Dezeen Magazine

Studio Furthermore creates ceramic homeware from sponges

London Design Festival 2016: Studio Furthermore injected sponge and foam with porcelain to create this collection of vessels (+ slideshow).

The Tektites collection explores ceramic foams through a range of homeware that is pocked with holes like Swiss cheese.

LDF: Tektites by Studio Furthermore

"Ceramic foams have been used in applications such as mirror mountings on space telescopes as well as the heat shielding that aided NASA's space shuttles to re-enter the Earth's atmosphere," said the studio, which was founded by designers Marina Dragomirova and Iain Howlett.

The pair decided to replicate the ceramic foam production process on a smaller scale, using a bisque porcelain named Parian.

LDF: Tektites by Studio Furthermore

They began by impregnating various kinds of porous foams with the porcelain to see how each behaved.

The pieces were then fired to 1200 degrees Celcius, causing the sponge to fizzle away and leave an identical ceramic form behind.

LDF: Tektites by Studio Furthermore

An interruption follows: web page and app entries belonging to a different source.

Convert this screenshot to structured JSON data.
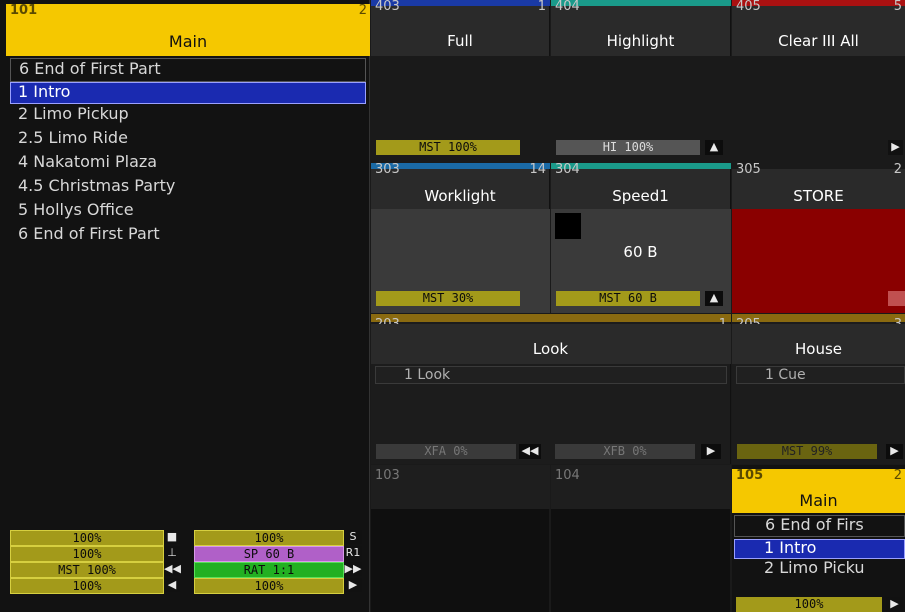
{
  "main_exec": {
    "number": "101",
    "page": "2",
    "title": "Main",
    "header_row": "6 End of First Part",
    "cues": [
      "1 Intro",
      "2 Limo Pickup",
      "2.5 Limo Ride",
      "4 Nakatomi Plaza",
      "4.5 Christmas Party",
      "5 Hollys Office",
      "6 End of First Part"
    ],
    "controls": {
      "left": [
        "100%",
        "100%",
        "MST 100%",
        "100%"
      ],
      "right": [
        "100%",
        "SP 60 B",
        "RAT 1:1",
        "100%"
      ],
      "mid_icons": [
        "■",
        "⊥",
        "◀◀",
        "◀"
      ],
      "right_icons": [
        "S",
        "R1",
        "▶▶",
        "▶"
      ]
    }
  },
  "executors": {
    "e403": {
      "number": "403",
      "page": "1",
      "title": "Full",
      "bar": "MST 100%",
      "color": "#1a3aa6"
    },
    "e404": {
      "number": "404",
      "page": "",
      "title": "Highlight",
      "bar": "HI 100%",
      "color": "#1a9a8a"
    },
    "e405": {
      "number": "405",
      "page": "5",
      "title": "Clear III All",
      "color": "#aa1111"
    },
    "e303": {
      "number": "303",
      "page": "14",
      "title": "Worklight",
      "bar": "MST 30%",
      "color": "#1a6aa6"
    },
    "e304": {
      "number": "304",
      "page": "",
      "title": "Speed1",
      "value": "60 B",
      "bar": "MST 60 B",
      "color": "#1a9a8a"
    },
    "e305": {
      "number": "305",
      "page": "2",
      "title": "STORE",
      "color": "#8a0000"
    },
    "e203": {
      "number": "203",
      "page": "1",
      "title": "Look",
      "cue": "1 Look",
      "bar_a": "XFA 0%",
      "bar_b": "XFB 0%"
    },
    "e205": {
      "number": "205",
      "page": "3",
      "title": "House",
      "cue": "1 Cue",
      "bar": "MST 99%"
    },
    "e103": {
      "number": "103"
    },
    "e104": {
      "number": "104"
    },
    "e105": {
      "number": "105",
      "page": "2",
      "title": "Main",
      "header_row": "6 End of Firs",
      "cues": [
        "1 Intro",
        "2 Limo Picku"
      ],
      "bar": "100%"
    }
  },
  "colors": {
    "accent_yellow": "#f5c800",
    "selection_blue": "#1a2ab0",
    "fader_olive": "#a39a1a",
    "speed_purple": "#b060c8",
    "rate_green": "#22b022",
    "store_red": "#8a0000",
    "bronze_strip": "#8a6a10"
  }
}
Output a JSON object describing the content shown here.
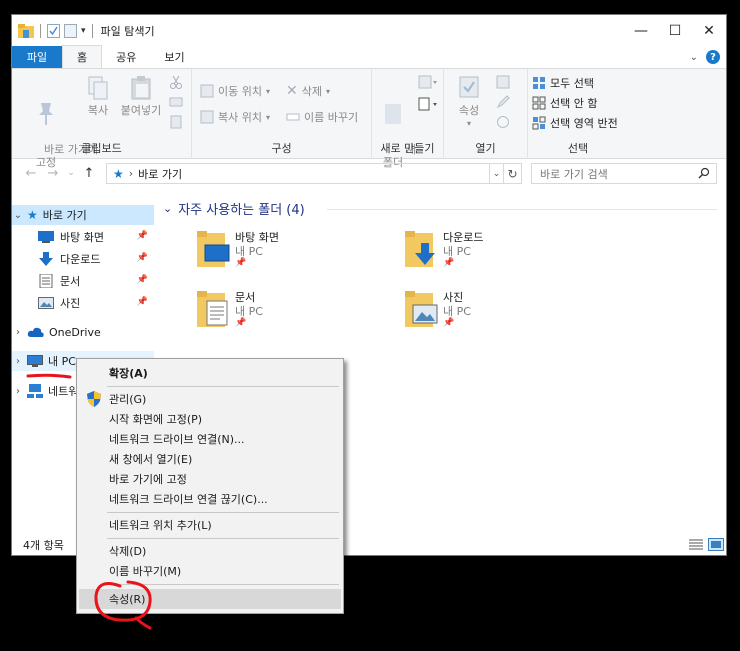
{
  "window": {
    "title": "파일 탐색기",
    "controls": {
      "minimize": "—",
      "maximize": "☐",
      "close": "✕"
    }
  },
  "ribbon_tabs": [
    "파일",
    "홈",
    "공유",
    "보기"
  ],
  "ribbon": {
    "clipboard": {
      "label": "클립보드",
      "pin": "바로 가기에\n고정",
      "copy": "복사",
      "paste": "붙여넣기"
    },
    "organize": {
      "label": "구성",
      "move_to": "이동 위치",
      "copy_to": "복사 위치",
      "delete": "삭제",
      "rename": "이름 바꾸기"
    },
    "new": {
      "label": "새로 만들기",
      "new_folder": "새\n폴더"
    },
    "open": {
      "label": "열기",
      "properties": "속성"
    },
    "select": {
      "label": "선택",
      "select_all": "모두 선택",
      "select_none": "선택 안 함",
      "invert": "선택 영역 반전"
    }
  },
  "address": {
    "path": "바로 가기",
    "search_placeholder": "바로 가기 검색"
  },
  "navpane": {
    "quick_access": "바로 가기",
    "desktop": "바탕 화면",
    "downloads": "다운로드",
    "documents": "문서",
    "pictures": "사진",
    "onedrive": "OneDrive",
    "this_pc": "내 PC",
    "network": "네트워크"
  },
  "content": {
    "section_title": "자주 사용하는 폴더 (4)",
    "folders": [
      {
        "name": "바탕 화면",
        "location": "내 PC"
      },
      {
        "name": "다운로드",
        "location": "내 PC"
      },
      {
        "name": "문서",
        "location": "내 PC"
      },
      {
        "name": "사진",
        "location": "내 PC"
      }
    ]
  },
  "status": {
    "count": "4개 항목"
  },
  "context_menu": {
    "expand": "확장(A)",
    "manage": "관리(G)",
    "pin_start": "시작 화면에 고정(P)",
    "map_drive": "네트워크 드라이브 연결(N)...",
    "open_new_window": "새 창에서 열기(E)",
    "pin_quick": "바로 가기에 고정",
    "disconnect_drive": "네트워크 드라이브 연결 끊기(C)...",
    "add_network_location": "네트워크 위치 추가(L)",
    "delete": "삭제(D)",
    "rename": "이름 바꾸기(M)",
    "properties": "속성(R)"
  },
  "colors": {
    "accent": "#1979ca",
    "selected": "#cce8ff",
    "annotation": "#e8141c"
  }
}
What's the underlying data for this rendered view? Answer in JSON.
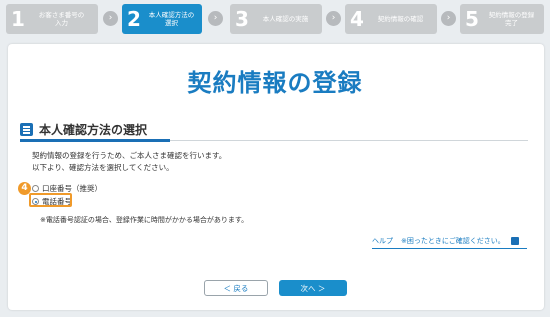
{
  "steps": [
    {
      "num": "1",
      "label": "お客さま番号の\n入力"
    },
    {
      "num": "2",
      "label": "本人確認方法の\n選択",
      "active": true
    },
    {
      "num": "3",
      "label": "本人確認の実施"
    },
    {
      "num": "4",
      "label": "契約情報の確認"
    },
    {
      "num": "5",
      "label": "契約情報の登録\n完了"
    }
  ],
  "arrow_glyph": "›",
  "page_title": "契約情報の登録",
  "section": {
    "title": "本人確認方法の選択",
    "icon": "list-icon"
  },
  "description": [
    "契約情報の登録を行うため、ご本人さま確認を行います。",
    "以下より、確認方法を選択してください。"
  ],
  "options": [
    {
      "label": "口座番号（推奨）",
      "checked": false
    },
    {
      "label": "電話番号",
      "checked": true
    }
  ],
  "callout_number": "4",
  "note": "※電話番号認証の場合、登録作業に時間がかかる場合があります。",
  "help": {
    "link": "ヘルプ",
    "text": "※困ったときにご確認ください。",
    "icon": "external-link-icon"
  },
  "buttons": {
    "back": "＜ 戻る",
    "next": "次へ ＞"
  },
  "colors": {
    "primary": "#1a8ecb",
    "title": "#1a7cc1",
    "highlight": "#f09a2a",
    "inactive_step": "#c9ccce"
  }
}
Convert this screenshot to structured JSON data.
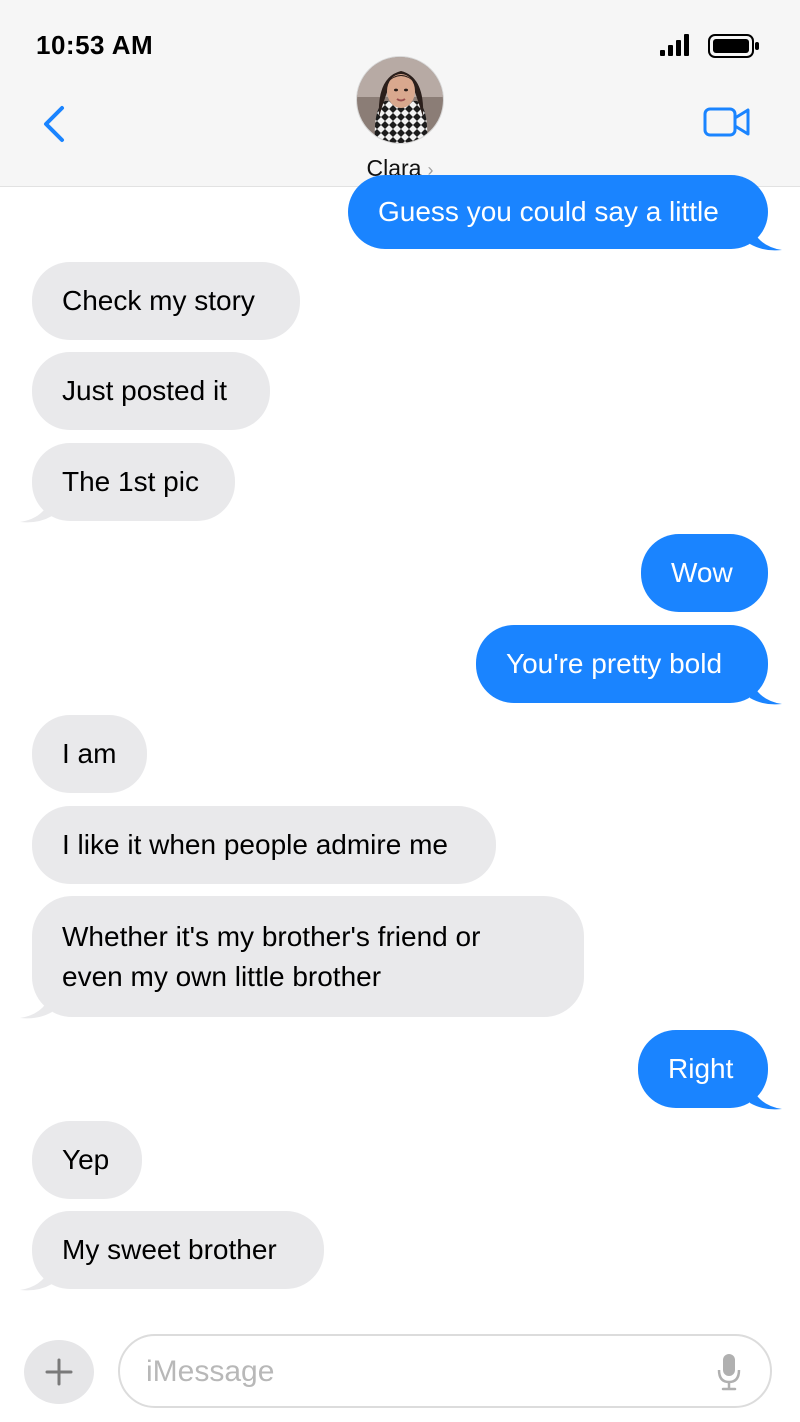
{
  "status": {
    "time": "10:53 AM"
  },
  "contact": {
    "name": "Clara",
    "chevron": "›"
  },
  "messages": [
    {
      "from": "me",
      "text": "Guess you could say a little"
    },
    {
      "from": "them",
      "text": "Check my story"
    },
    {
      "from": "them",
      "text": "Just posted it"
    },
    {
      "from": "them",
      "text": "The 1st pic"
    },
    {
      "from": "me",
      "text": "Wow"
    },
    {
      "from": "me",
      "text": "You're pretty bold"
    },
    {
      "from": "them",
      "text": "I am"
    },
    {
      "from": "them",
      "text": "I like it when people admire me"
    },
    {
      "from": "them",
      "text": "Whether it's my brother's friend or even my own little brother"
    },
    {
      "from": "me",
      "text": "Right"
    },
    {
      "from": "them",
      "text": "Yep"
    },
    {
      "from": "them",
      "text": "My sweet brother"
    }
  ],
  "composer": {
    "placeholder": "iMessage",
    "value": ""
  },
  "colors": {
    "accent": "#1a84ff",
    "incoming": "#e9e9eb",
    "header": "#f6f6f6"
  },
  "icons": [
    "signal-icon",
    "battery-icon",
    "back-chevron-icon",
    "video-camera-icon",
    "plus-icon",
    "microphone-icon"
  ]
}
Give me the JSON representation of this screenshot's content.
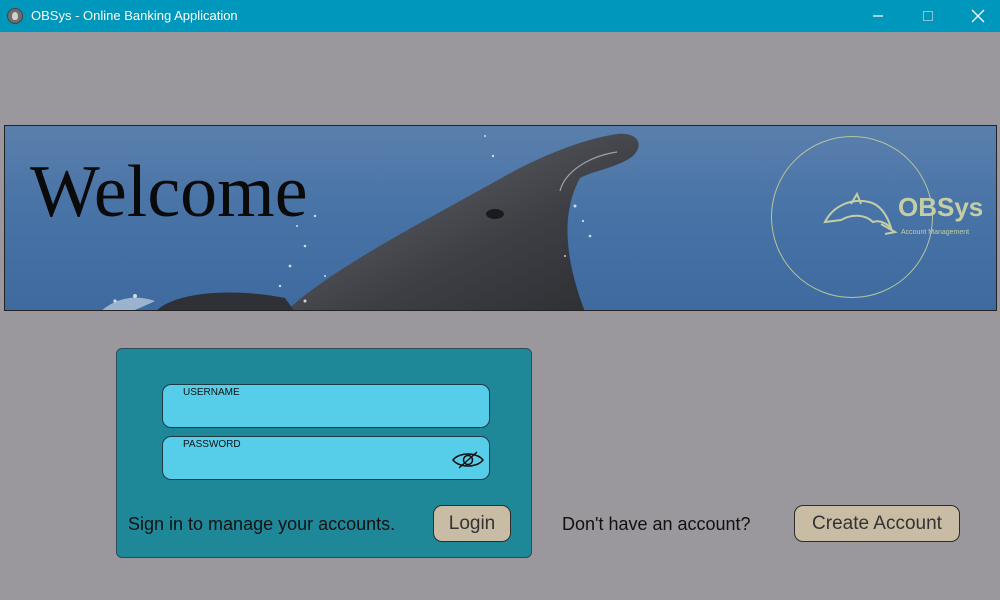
{
  "window": {
    "title": "OBSys - Online Banking Application",
    "controls": [
      "minimize",
      "maximize",
      "close"
    ],
    "background_color": "#9b989d",
    "titlebar_color": "#0097bd"
  },
  "banner": {
    "welcome_text": "Welcome",
    "brand_name": "OBSys",
    "brand_tagline": "Account Management",
    "image_subject": "dolphin leaping from blue water",
    "brand_logo_icon": "dolphin-logo-icon"
  },
  "login": {
    "username_label": "USERNAME",
    "username_value": "",
    "password_label": "PASSWORD",
    "password_value": "",
    "visibility_icon": "eye-slash-icon",
    "prompt": "Sign in to manage your accounts.",
    "login_button": "Login",
    "card_color": "#1f8898",
    "field_color": "#56cde9"
  },
  "signup": {
    "prompt": "Don't have an account?",
    "create_button": "Create Account",
    "button_color": "#c9bca5"
  }
}
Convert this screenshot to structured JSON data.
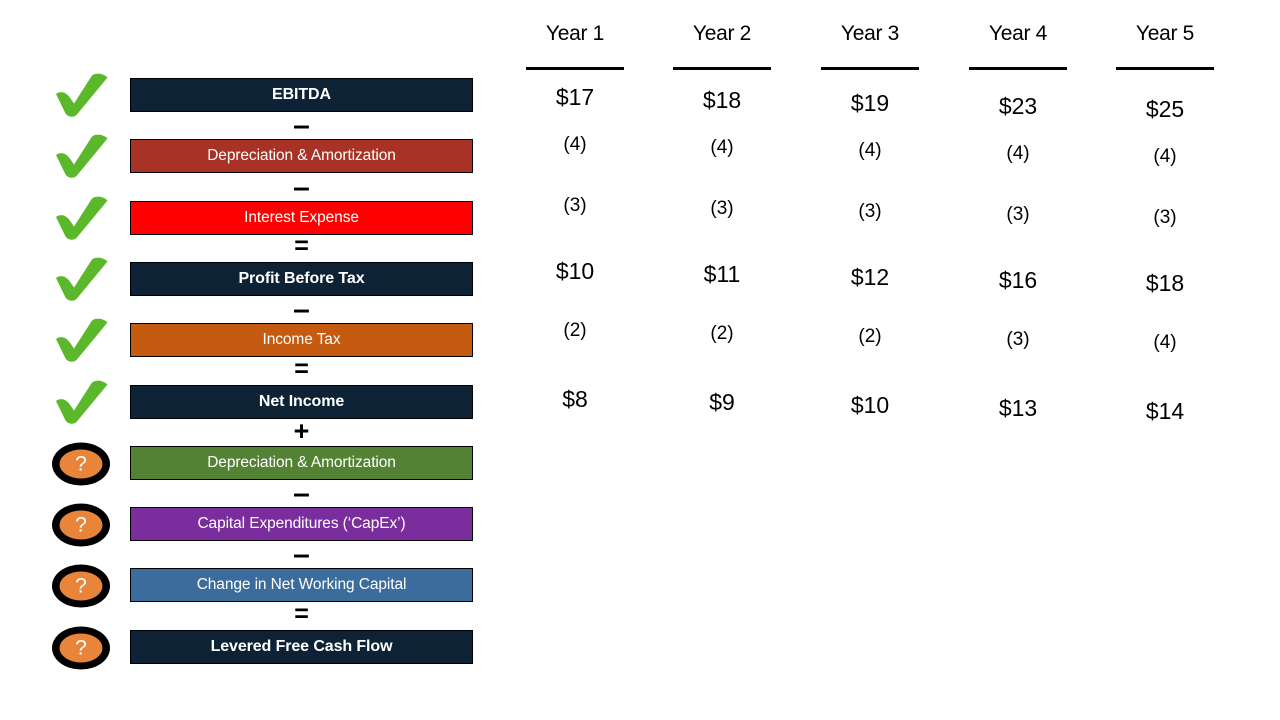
{
  "diagram": {
    "title": "Levered Free Cash Flow build-up",
    "status_icons": {
      "known": "check-icon",
      "unknown": "question-mark-icon"
    },
    "colors": {
      "navy": "#0d2235",
      "dark_red": "#a93226",
      "bright_red": "#ff0000",
      "orange": "#c55a11",
      "green": "#548235",
      "purple": "#7b2d9e",
      "blue": "#3b6c9c",
      "check_green": "#5cb82b",
      "badge_orange": "#e8853b",
      "badge_ring": "#000000",
      "text_white": "#ffffff",
      "text_black": "#000000"
    },
    "rows": [
      {
        "label": "EBITDA",
        "color_key": "navy",
        "status": "check",
        "bold": true,
        "operator_above": ""
      },
      {
        "label": "Depreciation & Amortization",
        "color_key": "dark_red",
        "status": "check",
        "bold": false,
        "operator_above": "–"
      },
      {
        "label": "Interest Expense",
        "color_key": "bright_red",
        "status": "check",
        "bold": false,
        "operator_above": "–"
      },
      {
        "label": "Profit Before Tax",
        "color_key": "navy",
        "status": "check",
        "bold": true,
        "operator_above": "="
      },
      {
        "label": "Income Tax",
        "color_key": "orange",
        "status": "check",
        "bold": false,
        "operator_above": "–"
      },
      {
        "label": "Net Income",
        "color_key": "navy",
        "status": "check",
        "bold": true,
        "operator_above": "="
      },
      {
        "label": "Depreciation & Amortization",
        "color_key": "green",
        "status": "question",
        "bold": false,
        "operator_above": "+"
      },
      {
        "label": "Capital Expenditures (‘CapEx’)",
        "color_key": "purple",
        "status": "question",
        "bold": false,
        "operator_above": "–"
      },
      {
        "label": "Change in Net Working Capital",
        "color_key": "blue",
        "status": "question",
        "bold": false,
        "operator_above": "–"
      },
      {
        "label": "Levered Free Cash Flow",
        "color_key": "navy",
        "status": "question",
        "bold": true,
        "operator_above": "="
      }
    ]
  },
  "table": {
    "columns": [
      "Year 1",
      "Year 2",
      "Year 3",
      "Year 4",
      "Year 5"
    ],
    "rows": [
      {
        "name": "EBITDA",
        "size": "major",
        "values": [
          "$17",
          "$18",
          "$19",
          "$23",
          "$25"
        ]
      },
      {
        "name": "Depreciation & Amortization",
        "size": "minor",
        "values": [
          "(4)",
          "(4)",
          "(4)",
          "(4)",
          "(4)"
        ]
      },
      {
        "name": "Interest Expense",
        "size": "minor",
        "values": [
          "(3)",
          "(3)",
          "(3)",
          "(3)",
          "(3)"
        ]
      },
      {
        "name": "Profit Before Tax",
        "size": "major",
        "values": [
          "$10",
          "$11",
          "$12",
          "$16",
          "$18"
        ]
      },
      {
        "name": "Income Tax",
        "size": "minor",
        "values": [
          "(2)",
          "(2)",
          "(2)",
          "(3)",
          "(4)"
        ]
      },
      {
        "name": "Net Income",
        "size": "major",
        "values": [
          "$8",
          "$9",
          "$10",
          "$13",
          "$14"
        ]
      }
    ]
  }
}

"The fragments resembled meteorites," said the designers. "To the touch these fragments felt warm, hard and stone-like, but bizarrely they felt near weightless also."

The Tektites collection is on show at the Particle Particular exhibition in Shoreditch until 25 September 2016, as part of this year's London Design Festival.

LDF: Tektites by Studio Furthermore

Also for the festival, architect Asif Khan installed plant-filled pavilions across Shoreditch, while Lee Broom transformed his store into a giant optical illusion.